The 7th (see left) continues along the shoreline and begins from another elevated tee with an expansive panorama of sand flats and dunes, and while the 8th turns you inland, the wetland feel continues. A large lake lined by reeds lurks all the way down the right of a snaking fairway that is extremely narrow in places, meaning even lay-up shots are nervy affairs. This spectacular but dangerous par 5 ends on a square-shaped green that is guarded by water all along its front edge as well as to the right. The uphill 9th returns you to the clubhouse with something of a damp squib compared to what has gone before. That said, what has gone before is one of the most eye-catching stretches of golf in Continental Europe.
The back nine – which constitutes the top of the figure of eight – begins with a stout, twisting par 5 on a rollercoaster fairway and is followed with a nice-looking driving hole, the green seemingly perched at the foot of a mountain range. The lofty position of the 12th tee permits views of the wetlands over the tops of the pines and its benched fairway between bank and chasm means it is probably San Lorenzo Golf Course’s toughest test.
A run of nice par 4s ends with the dog-leg 13th, before the short 14th takes you to the edge of the salty lagoons and is followed up with the pick of the back nine’s short holes at the 16th, which enjoys an open feel around its wide but shallow elevated green. The 17th turns back inland and tracks the opposing edge of the lake that dominates the 8th. It is an appetiser for the grandstand finish, where water threatens on the left off the tee and then to the front, back and right of the tiny, well-bunkered green.
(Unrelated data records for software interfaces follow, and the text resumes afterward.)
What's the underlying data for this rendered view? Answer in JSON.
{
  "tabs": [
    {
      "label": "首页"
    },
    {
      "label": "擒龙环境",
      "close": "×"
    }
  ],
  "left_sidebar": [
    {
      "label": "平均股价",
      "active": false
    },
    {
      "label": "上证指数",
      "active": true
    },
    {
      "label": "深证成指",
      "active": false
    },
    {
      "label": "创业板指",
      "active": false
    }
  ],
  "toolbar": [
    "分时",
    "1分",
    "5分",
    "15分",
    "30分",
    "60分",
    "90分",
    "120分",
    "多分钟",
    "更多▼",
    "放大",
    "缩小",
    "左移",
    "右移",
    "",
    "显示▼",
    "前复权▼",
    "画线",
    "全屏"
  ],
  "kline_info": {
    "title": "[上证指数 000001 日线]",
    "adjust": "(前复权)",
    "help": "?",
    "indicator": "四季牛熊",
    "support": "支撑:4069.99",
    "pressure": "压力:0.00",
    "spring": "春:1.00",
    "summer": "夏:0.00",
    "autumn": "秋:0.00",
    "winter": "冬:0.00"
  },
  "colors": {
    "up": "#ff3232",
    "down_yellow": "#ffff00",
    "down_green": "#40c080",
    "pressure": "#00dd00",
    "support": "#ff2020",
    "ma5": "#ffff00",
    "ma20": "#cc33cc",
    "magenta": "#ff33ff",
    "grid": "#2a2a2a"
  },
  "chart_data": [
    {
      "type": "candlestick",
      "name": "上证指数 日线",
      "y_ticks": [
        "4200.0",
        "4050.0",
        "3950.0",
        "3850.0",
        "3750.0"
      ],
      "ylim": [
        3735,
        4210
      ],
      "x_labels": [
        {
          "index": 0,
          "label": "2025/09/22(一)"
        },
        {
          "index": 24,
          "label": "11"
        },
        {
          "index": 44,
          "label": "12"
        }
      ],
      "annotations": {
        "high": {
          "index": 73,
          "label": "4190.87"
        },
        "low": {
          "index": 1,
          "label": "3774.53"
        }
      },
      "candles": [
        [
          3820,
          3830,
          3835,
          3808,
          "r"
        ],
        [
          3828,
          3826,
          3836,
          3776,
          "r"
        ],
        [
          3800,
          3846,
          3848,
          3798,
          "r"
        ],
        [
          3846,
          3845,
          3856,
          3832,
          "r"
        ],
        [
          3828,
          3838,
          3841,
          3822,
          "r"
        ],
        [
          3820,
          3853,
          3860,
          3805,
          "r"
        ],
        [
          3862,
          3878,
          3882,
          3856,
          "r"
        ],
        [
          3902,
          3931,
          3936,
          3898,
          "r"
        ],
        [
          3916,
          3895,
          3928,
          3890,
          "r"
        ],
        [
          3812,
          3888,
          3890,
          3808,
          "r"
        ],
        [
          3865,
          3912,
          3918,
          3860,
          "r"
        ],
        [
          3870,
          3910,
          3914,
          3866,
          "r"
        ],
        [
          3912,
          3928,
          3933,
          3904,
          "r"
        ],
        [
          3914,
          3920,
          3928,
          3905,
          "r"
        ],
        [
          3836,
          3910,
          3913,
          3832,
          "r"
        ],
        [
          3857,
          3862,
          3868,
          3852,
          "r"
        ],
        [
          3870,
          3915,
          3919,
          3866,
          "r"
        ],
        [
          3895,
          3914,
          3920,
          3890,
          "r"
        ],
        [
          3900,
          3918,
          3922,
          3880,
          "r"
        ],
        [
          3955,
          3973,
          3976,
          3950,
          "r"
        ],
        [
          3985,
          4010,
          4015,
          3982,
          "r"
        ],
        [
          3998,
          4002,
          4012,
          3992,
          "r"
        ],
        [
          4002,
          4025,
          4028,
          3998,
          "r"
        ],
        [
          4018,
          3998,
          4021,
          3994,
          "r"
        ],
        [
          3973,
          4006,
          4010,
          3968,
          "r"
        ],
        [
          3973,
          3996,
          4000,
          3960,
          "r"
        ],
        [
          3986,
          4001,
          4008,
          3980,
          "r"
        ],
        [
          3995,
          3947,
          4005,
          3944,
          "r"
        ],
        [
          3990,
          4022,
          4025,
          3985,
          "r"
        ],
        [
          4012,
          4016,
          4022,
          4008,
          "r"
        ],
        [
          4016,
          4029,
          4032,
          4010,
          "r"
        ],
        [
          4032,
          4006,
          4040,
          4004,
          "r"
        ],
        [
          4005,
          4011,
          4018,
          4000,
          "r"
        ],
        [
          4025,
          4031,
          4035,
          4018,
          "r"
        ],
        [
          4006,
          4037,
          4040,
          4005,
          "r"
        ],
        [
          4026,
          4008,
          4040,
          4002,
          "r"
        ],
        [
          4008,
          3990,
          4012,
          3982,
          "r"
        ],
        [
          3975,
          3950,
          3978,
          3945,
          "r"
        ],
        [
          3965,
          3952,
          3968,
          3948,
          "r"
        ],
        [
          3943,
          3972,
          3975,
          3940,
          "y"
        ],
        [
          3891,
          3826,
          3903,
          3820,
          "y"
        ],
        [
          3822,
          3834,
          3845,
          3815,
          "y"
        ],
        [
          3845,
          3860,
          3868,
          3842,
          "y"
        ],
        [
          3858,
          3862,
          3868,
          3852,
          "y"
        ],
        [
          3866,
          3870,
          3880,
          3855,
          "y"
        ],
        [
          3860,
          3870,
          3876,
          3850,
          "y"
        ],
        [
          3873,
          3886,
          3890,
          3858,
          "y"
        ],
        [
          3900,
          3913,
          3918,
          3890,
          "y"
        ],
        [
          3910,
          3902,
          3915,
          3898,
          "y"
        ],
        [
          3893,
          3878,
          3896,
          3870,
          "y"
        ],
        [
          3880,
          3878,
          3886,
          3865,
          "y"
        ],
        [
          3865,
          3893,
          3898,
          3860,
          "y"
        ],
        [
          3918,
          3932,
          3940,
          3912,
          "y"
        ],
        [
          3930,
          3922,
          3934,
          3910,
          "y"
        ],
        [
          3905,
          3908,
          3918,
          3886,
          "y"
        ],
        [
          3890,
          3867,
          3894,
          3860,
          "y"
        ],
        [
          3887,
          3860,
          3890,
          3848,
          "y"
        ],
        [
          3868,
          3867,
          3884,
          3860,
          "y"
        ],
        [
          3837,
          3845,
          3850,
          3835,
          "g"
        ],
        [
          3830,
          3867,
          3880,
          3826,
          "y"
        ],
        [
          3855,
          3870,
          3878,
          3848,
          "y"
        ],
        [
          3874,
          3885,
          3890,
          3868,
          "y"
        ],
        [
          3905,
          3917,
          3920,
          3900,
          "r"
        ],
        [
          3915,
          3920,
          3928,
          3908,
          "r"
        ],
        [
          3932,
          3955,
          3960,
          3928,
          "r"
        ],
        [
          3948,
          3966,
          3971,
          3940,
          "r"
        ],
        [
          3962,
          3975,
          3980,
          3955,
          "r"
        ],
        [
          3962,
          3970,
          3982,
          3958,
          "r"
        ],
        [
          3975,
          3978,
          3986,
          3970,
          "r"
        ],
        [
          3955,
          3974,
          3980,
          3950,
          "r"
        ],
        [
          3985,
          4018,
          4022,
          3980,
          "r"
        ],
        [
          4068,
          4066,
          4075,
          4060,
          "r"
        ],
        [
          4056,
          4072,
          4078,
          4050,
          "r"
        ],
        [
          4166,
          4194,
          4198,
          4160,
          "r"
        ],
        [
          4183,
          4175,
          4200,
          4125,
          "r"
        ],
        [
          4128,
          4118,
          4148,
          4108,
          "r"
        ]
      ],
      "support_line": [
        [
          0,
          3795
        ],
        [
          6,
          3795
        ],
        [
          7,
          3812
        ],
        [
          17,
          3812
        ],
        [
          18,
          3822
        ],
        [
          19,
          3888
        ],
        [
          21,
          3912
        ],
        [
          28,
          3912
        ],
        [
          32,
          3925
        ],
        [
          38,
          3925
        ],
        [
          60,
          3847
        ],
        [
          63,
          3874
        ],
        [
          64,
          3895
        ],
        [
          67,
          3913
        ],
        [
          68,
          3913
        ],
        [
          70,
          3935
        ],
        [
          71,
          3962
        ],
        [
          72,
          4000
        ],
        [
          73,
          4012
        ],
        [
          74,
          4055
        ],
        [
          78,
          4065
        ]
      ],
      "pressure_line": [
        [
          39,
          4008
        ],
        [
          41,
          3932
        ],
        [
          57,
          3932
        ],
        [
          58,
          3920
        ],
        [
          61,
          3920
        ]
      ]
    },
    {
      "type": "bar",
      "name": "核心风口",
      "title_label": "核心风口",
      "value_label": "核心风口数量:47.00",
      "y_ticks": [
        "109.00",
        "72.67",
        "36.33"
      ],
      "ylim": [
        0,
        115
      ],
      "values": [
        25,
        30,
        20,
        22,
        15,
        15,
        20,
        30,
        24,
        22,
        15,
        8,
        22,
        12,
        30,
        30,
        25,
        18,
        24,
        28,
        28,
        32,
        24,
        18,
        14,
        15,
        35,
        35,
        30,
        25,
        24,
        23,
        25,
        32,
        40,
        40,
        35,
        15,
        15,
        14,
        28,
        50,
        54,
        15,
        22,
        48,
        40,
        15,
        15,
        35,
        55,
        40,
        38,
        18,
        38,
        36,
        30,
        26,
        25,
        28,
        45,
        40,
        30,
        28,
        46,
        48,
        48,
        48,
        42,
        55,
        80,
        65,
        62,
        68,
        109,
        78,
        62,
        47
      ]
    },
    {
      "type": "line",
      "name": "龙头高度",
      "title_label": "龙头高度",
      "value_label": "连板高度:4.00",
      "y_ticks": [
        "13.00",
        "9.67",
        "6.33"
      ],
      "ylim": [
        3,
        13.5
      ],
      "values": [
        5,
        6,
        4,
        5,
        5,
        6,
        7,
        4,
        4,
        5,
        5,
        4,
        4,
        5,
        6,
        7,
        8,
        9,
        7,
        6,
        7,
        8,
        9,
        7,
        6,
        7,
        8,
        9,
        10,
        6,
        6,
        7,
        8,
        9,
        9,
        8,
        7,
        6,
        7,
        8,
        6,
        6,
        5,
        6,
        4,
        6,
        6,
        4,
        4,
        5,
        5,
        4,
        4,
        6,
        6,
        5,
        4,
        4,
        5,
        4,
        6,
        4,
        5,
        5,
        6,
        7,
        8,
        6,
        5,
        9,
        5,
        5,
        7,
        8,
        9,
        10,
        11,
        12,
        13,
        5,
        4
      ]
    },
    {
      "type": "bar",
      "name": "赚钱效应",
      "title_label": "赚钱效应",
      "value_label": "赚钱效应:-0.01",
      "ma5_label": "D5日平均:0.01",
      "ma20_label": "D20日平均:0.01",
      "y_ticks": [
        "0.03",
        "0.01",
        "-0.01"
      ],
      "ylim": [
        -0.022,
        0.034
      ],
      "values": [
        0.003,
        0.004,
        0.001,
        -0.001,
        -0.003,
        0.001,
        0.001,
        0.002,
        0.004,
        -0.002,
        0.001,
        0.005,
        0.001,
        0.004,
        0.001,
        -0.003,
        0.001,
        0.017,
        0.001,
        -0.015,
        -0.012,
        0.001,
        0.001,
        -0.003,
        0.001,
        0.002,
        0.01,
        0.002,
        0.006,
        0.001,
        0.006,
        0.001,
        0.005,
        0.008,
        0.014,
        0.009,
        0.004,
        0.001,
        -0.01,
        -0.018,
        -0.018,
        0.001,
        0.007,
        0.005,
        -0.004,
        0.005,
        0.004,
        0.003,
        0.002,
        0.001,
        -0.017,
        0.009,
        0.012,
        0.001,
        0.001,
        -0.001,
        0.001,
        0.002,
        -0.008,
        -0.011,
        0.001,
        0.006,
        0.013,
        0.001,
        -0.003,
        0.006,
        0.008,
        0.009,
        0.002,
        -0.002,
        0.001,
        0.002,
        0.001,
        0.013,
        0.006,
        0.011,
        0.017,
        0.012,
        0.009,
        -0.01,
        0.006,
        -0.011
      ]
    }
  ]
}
It is a pretty, fun but nicely anxious conclusion to one of the Continent’s finest courses. A course Ben Hogan himself would surely have enjoyed.
To view the Top 100 Golf Courses in the Europe please click here.